** Opening EXTRACTED DATA block **

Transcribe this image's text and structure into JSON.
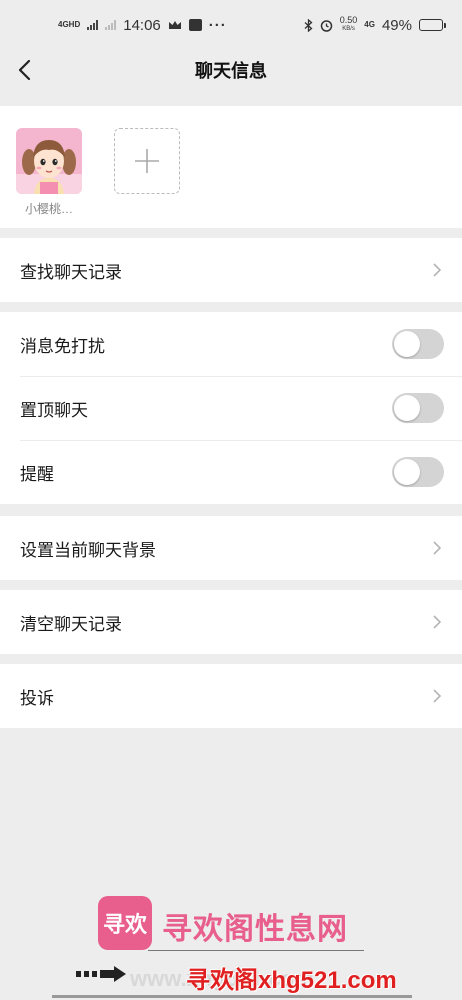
{
  "status_bar": {
    "net1_tag": "4GHD",
    "time": "14:06",
    "dots": "···",
    "speed_value": "0.50",
    "speed_unit": "KB/s",
    "net2_tag": "4G",
    "battery_percent": "49%",
    "battery_level": 0.49
  },
  "nav": {
    "title": "聊天信息"
  },
  "members": [
    {
      "name": "小樱桃…"
    }
  ],
  "menu": {
    "search_history": "查找聊天记录",
    "mute": "消息免打扰",
    "pin": "置顶聊天",
    "remind": "提醒",
    "set_background": "设置当前聊天背景",
    "clear_history": "清空聊天记录",
    "complain": "投诉"
  },
  "toggles": {
    "mute_on": false,
    "pin_on": false,
    "remind_on": false
  },
  "watermark": {
    "logo_text": "寻欢",
    "title": "寻欢阁性息网",
    "url": "寻欢阁xhg521.com",
    "shadow_text": "www.xhg521.com"
  },
  "colors": {
    "background": "#ededed",
    "toggle_off": "#d4d4d4",
    "watermark_pink": "#e85e8c",
    "watermark_red": "#e02020"
  }
}
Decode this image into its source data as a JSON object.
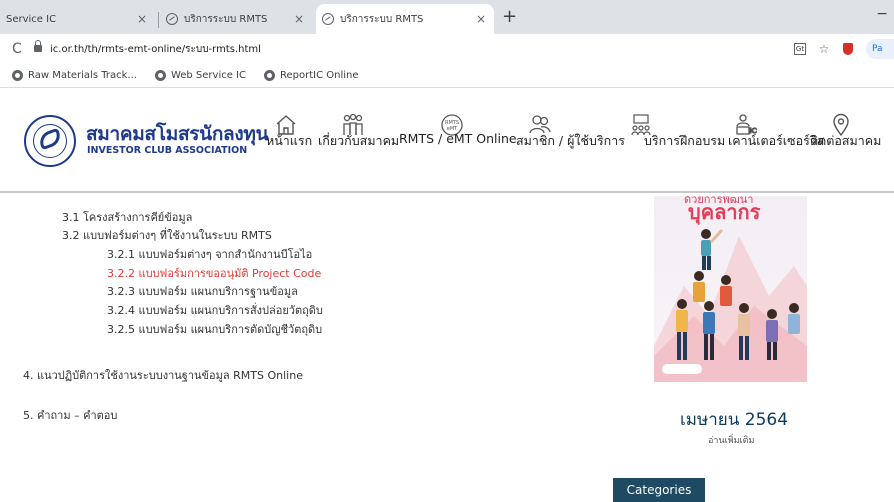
{
  "browser": {
    "tabs": [
      {
        "title": "Service IC",
        "close": "×"
      },
      {
        "title": "บริการระบบ RMTS",
        "close": "×"
      },
      {
        "title": "บริการระบบ RMTS",
        "close": "×"
      }
    ],
    "new_tab": "+",
    "minimize": "−",
    "reload": "C",
    "url": "ic.or.th/th/rmts-emt-online/ระบบ-rmts.html",
    "translate_glyph": "Gt",
    "star": "☆",
    "profile_initials": "Pa",
    "bookmarks": [
      {
        "label": "Raw Materials Track..."
      },
      {
        "label": "Web Service IC"
      },
      {
        "label": "ReportIC Online"
      }
    ]
  },
  "header": {
    "logo_title": "สมาคมสโมสรนักลงทุน",
    "logo_subtitle": "INVESTOR CLUB ASSOCIATION",
    "nav": [
      {
        "label": "หน้าแรก",
        "icon": "home-icon"
      },
      {
        "label": "เกี่ยวกับสมาคม",
        "icon": "people-group-icon"
      },
      {
        "label": "RMTS / eMT Online",
        "icon": "rmts-badge-icon",
        "badge_text": "RMTS eMT"
      },
      {
        "label": "สมาชิก / ผู้ใช้บริการ",
        "icon": "members-icon"
      },
      {
        "label": "บริการฝึกอบรม",
        "icon": "training-icon"
      },
      {
        "label": "เคาน์เตอร์เซอร์วิส",
        "icon": "counter-service-icon"
      },
      {
        "label": "ติดต่อสมาคม",
        "icon": "location-pin-icon"
      }
    ],
    "nav_separator": "/"
  },
  "content": {
    "items": [
      {
        "text": "3.1   โครงสร้างการคีย์ข้อมูล"
      },
      {
        "text": "3.2   แบบฟอร์มต่างๆ ที่ใช้งานในระบบ RMTS"
      },
      {
        "text": "3.2.1 แบบฟอร์มต่างๆ จากสำนักงานบีโอไอ"
      },
      {
        "text": "3.2.2 แบบฟอร์มการขออนุมัติ Project Code"
      },
      {
        "text": "3.2.3 แบบฟอร์ม แผนกบริการฐานข้อมูล"
      },
      {
        "text": "3.2.4 แบบฟอร์ม แผนกบริการสั่งปล่อยวัตถุดิบ"
      },
      {
        "text": "3.2.5 แบบฟอร์ม แผนกบริการตัดบัญชีวัตถุดิบ"
      },
      {
        "text": "4. แนวปฏิบัติการใช้งานระบบงานฐานข้อมูล RMTS Online"
      },
      {
        "text": "5.  คำถาม – คำตอบ"
      }
    ]
  },
  "sidebar": {
    "banner_sub": "ด้วยการพัฒนา",
    "banner_title": "บุคลากร",
    "month": "เมษายน 2564",
    "read_more": "อ่านเพิ่มเติม",
    "categories": "Categories"
  },
  "colors": {
    "brand_navy": "#1f3a8a",
    "link_red": "#e53935",
    "category_badge": "#1f4a63"
  }
}
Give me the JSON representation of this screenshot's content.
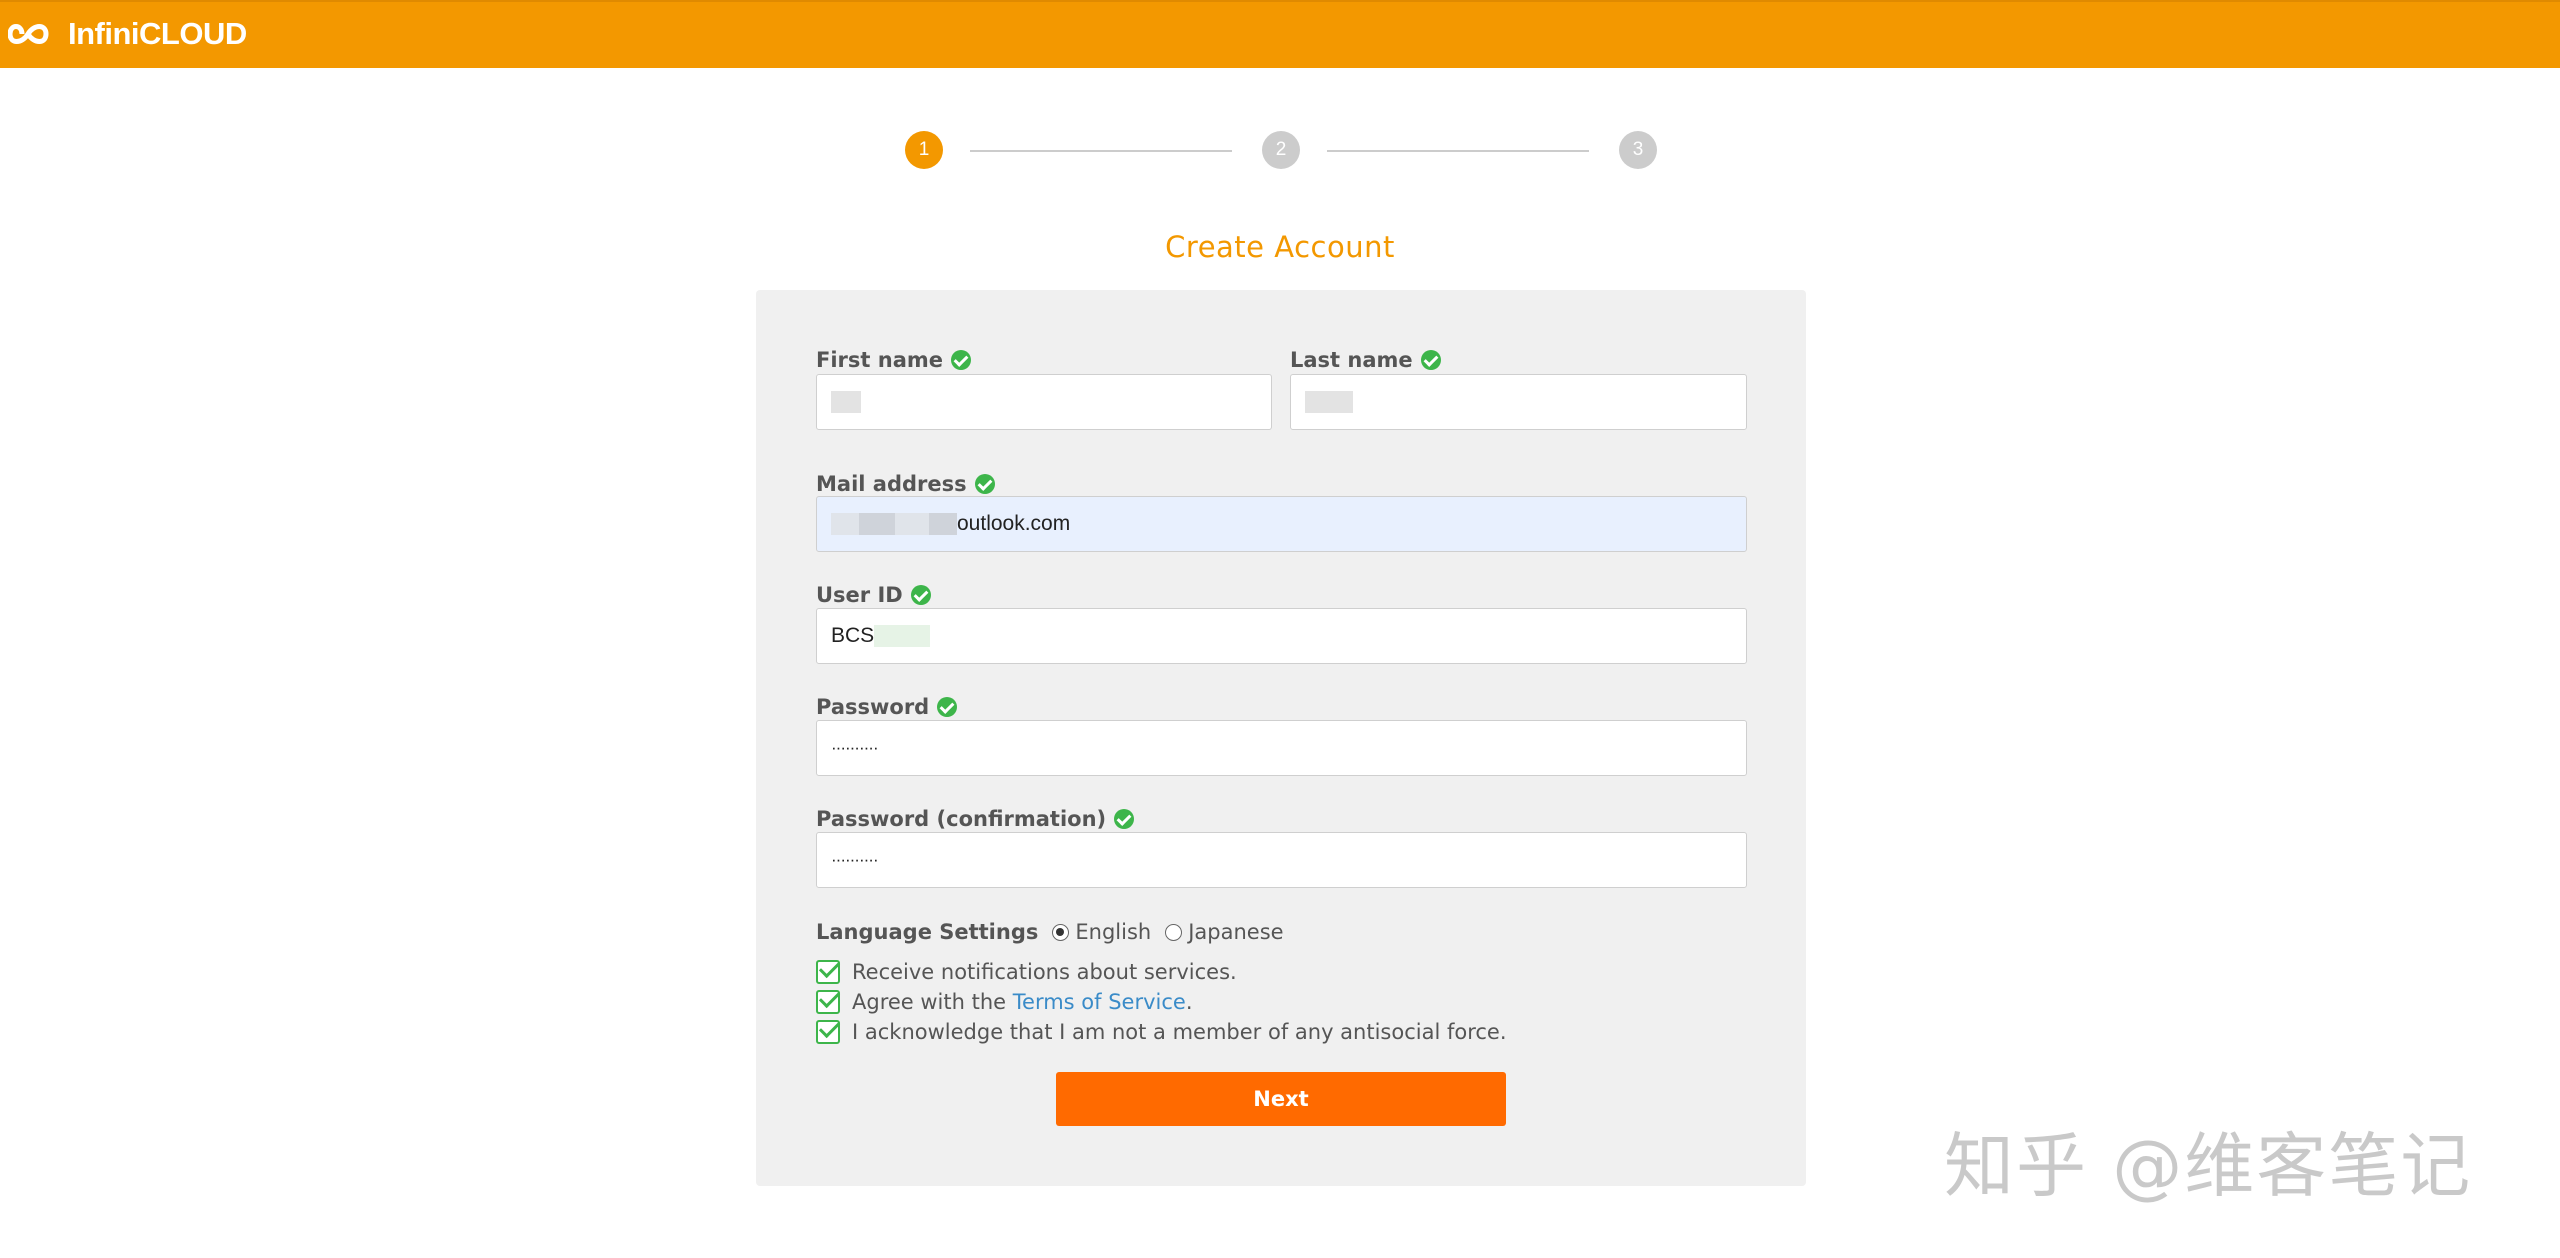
{
  "header": {
    "brand": "InfiniCLOUD"
  },
  "stepper": {
    "steps": [
      "1",
      "2",
      "3"
    ],
    "current_step": 1
  },
  "page": {
    "title": "Create Account"
  },
  "form": {
    "first_name": {
      "label": "First name",
      "value": ""
    },
    "last_name": {
      "label": "Last name",
      "value": ""
    },
    "mail": {
      "label": "Mail address",
      "value_suffix": "outlook.com"
    },
    "user_id": {
      "label": "User ID",
      "value_prefix": "BCS"
    },
    "password": {
      "label": "Password",
      "value": "··········"
    },
    "password_confirm": {
      "label": "Password (confirmation)",
      "value": "··········"
    },
    "language": {
      "label": "Language Settings",
      "options": [
        "English",
        "Japanese"
      ],
      "selected": "English"
    },
    "checkboxes": {
      "notifications": "Receive notifications about services.",
      "terms_prefix": "Agree with the ",
      "terms_link": "Terms of Service",
      "terms_suffix": ".",
      "antisocial": "I acknowledge that I am not a member of any antisocial force."
    },
    "next_label": "Next"
  },
  "watermark": "知乎 @维客笔记",
  "colors": {
    "brand_orange": "#f39800",
    "button_orange": "#ff6a00",
    "valid_green": "#3db54a",
    "link_blue": "#3a8bc8"
  }
}
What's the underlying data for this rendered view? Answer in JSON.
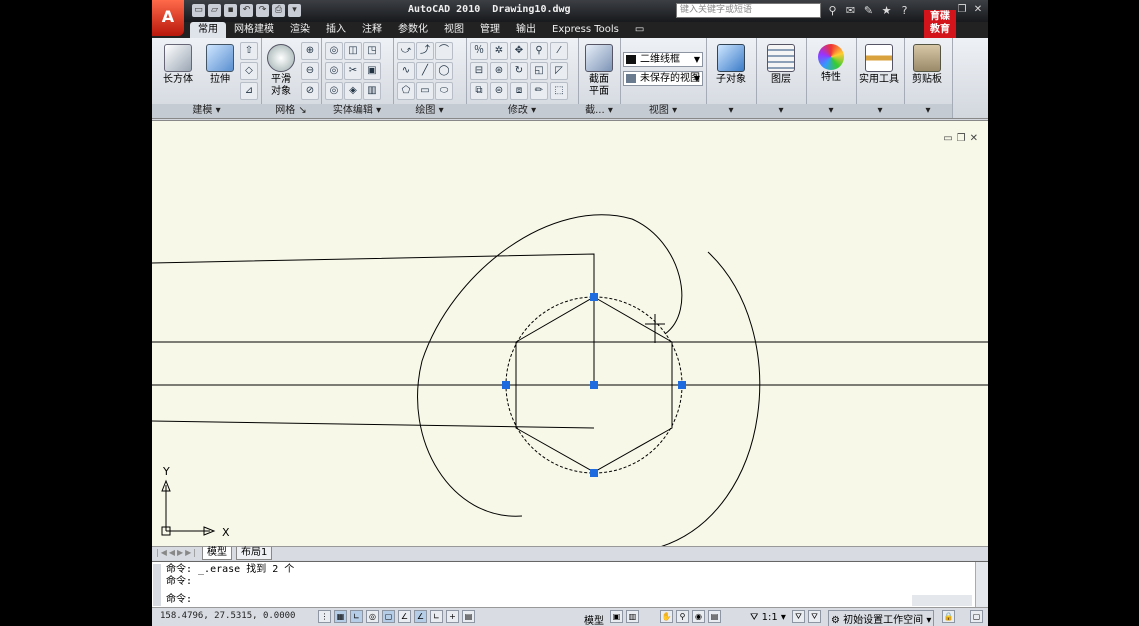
{
  "title_bar": {
    "app_button": "A",
    "title": "AutoCAD 2010  Drawing10.dwg",
    "search_placeholder": "键入关键字或短语",
    "brand_line1": "育碟",
    "brand_line2": "教育"
  },
  "tabs": [
    {
      "label": "常用",
      "active": true
    },
    {
      "label": "网格建模"
    },
    {
      "label": "渲染"
    },
    {
      "label": "插入"
    },
    {
      "label": "注释"
    },
    {
      "label": "参数化"
    },
    {
      "label": "视图"
    },
    {
      "label": "管理"
    },
    {
      "label": "输出"
    },
    {
      "label": "Express Tools"
    }
  ],
  "ribbon": {
    "panels": [
      {
        "label": "建模"
      },
      {
        "label": "网格"
      },
      {
        "label": "实体编辑"
      },
      {
        "label": "绘图"
      },
      {
        "label": "修改"
      },
      {
        "label": "截..."
      },
      {
        "label": "视图"
      }
    ],
    "box_btn": "长方体",
    "extrude_btn": "拉伸",
    "smooth_btn_line1": "平滑",
    "smooth_btn_line2": "对象",
    "section_btn_line1": "截面",
    "section_btn_line2": "平面",
    "visual_style": "二维线框",
    "named_view": "未保存的视图",
    "subobject": "子对象",
    "layers": "图层",
    "properties": "特性",
    "utilities": "实用工具",
    "clipboard": "剪贴板"
  },
  "drawing": {
    "ucs_x": "X",
    "ucs_y": "Y"
  },
  "layout_tabs": {
    "model": "模型",
    "layout1": "布局1"
  },
  "command": {
    "line1": "命令: _.erase 找到 2 个",
    "line2": "命令:",
    "prompt": "命令:"
  },
  "status": {
    "coords": "158.4796, 27.5315, 0.0000",
    "model_label": "模型",
    "scale": "1:1",
    "workspace": "初始设置工作空间"
  }
}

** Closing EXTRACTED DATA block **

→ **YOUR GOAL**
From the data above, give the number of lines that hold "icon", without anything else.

→ **YOUR RESPONSE**
7